- Advertising Age takes a look at country music and the increasing trend in number of sponsors it’s been receiving, specifically for events like the CMA Music Festival where there’s a record 68 sponsors. Peter Kohan, who referred the article to me, left his own thoughtful comment on the piece that’s worth reading.
Most Country artists realize the corporate brands seeking to tie in with them do so because they share a common goal: filling a need in that fan’s/consumer’s life. The artist wants to be able to break out of the box with a campaign allowing them to get exposure outside of that narrow Country marketing/promotion “box” while still maintaining credibility. The brand seeks to play upon the incredible loyalty of the Country fan to the artist and the Country music lifestyle.
- Lonesome Music found what they claim is the perfect soundtrack for this summer’s barbecue in Deke Dickerson‘s King of the Whole Wide World, which they describe as country soul, rockabilly hotrod bluegrass surf. Check out the mp3s.
- After you listen to those, go check out Jason Eady‘s dark tale of cheating and redemption titled simply, “Redemption.” It feels almost like it could be the great-grandchild of Lefty Frizzell’s “Long Black Veil.” Definitely worth your time.
- Ken Morton, Jr.: The inferiority complex of the CMA never ceases to amaze me.
- Barry Mazor: Thanks for explaining that to me, Luckyol.
- luckyoldsun: Barry, I think you're taking it a bit too seriously. CMT has to keep coming up with new lists to make. …

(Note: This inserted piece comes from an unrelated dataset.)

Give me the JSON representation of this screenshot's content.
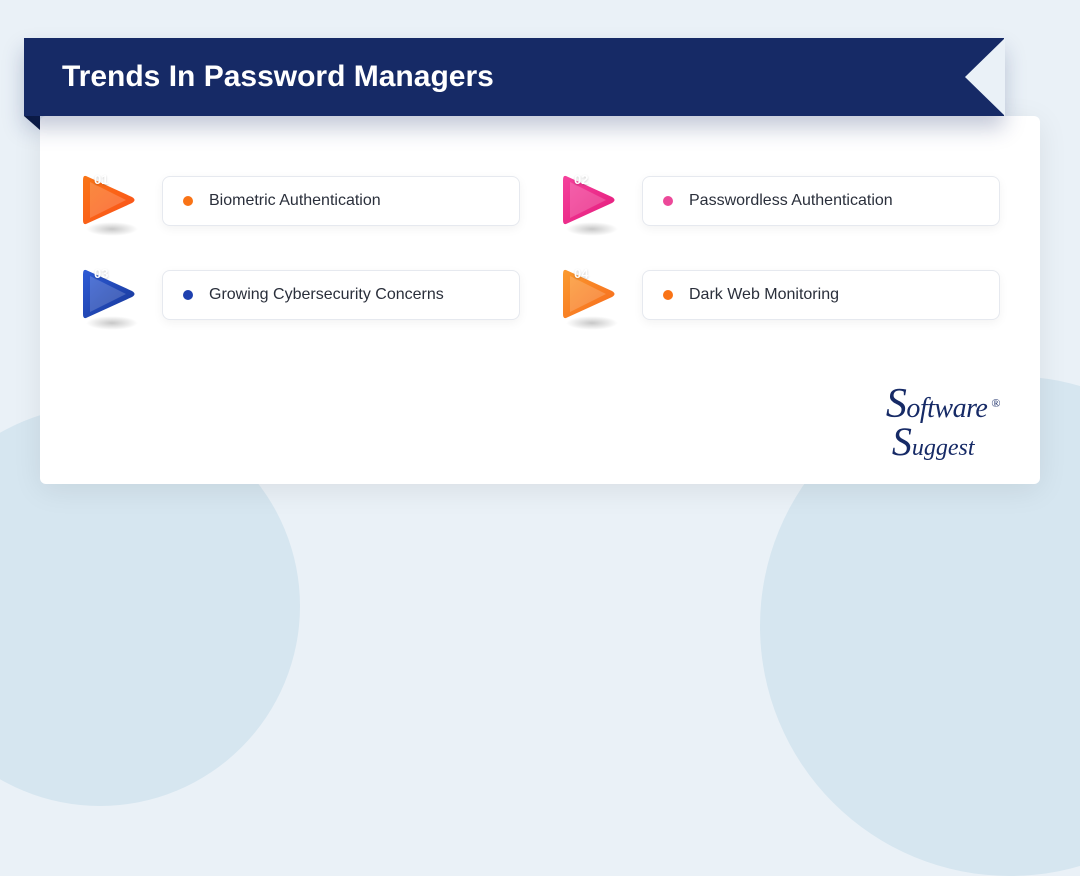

- Barry Mazor: Thi is a world in which the "top 40 most influential country artists of all time" do not include, for …
- luckyoldsun: I just noticed that Garth and King George are still to come. So unless I'm missing something else, the remaining seven …
- Leeann Ward: I hate it when people pronounce the days of the week with a "dy" ending instead of "day." It's like …
- luckyoldsun: Looking at that bizarre CMT Artists' list with Johnny Cash coming in at #8, it raises the question--Who are the …
- Leeann Ward: I'd have to agree with LOS here. The song was fair game to be released. It's no surprised that it …
- luckyoldsun: "'Brotherly Love,' IS a Keith Whitley song. Trying to take advantage of the impact sales, and the tragedy of Keith’s …
- Leeann Ward: Yes, we know that it's technically a Keith Whitley song, as Juli noted above.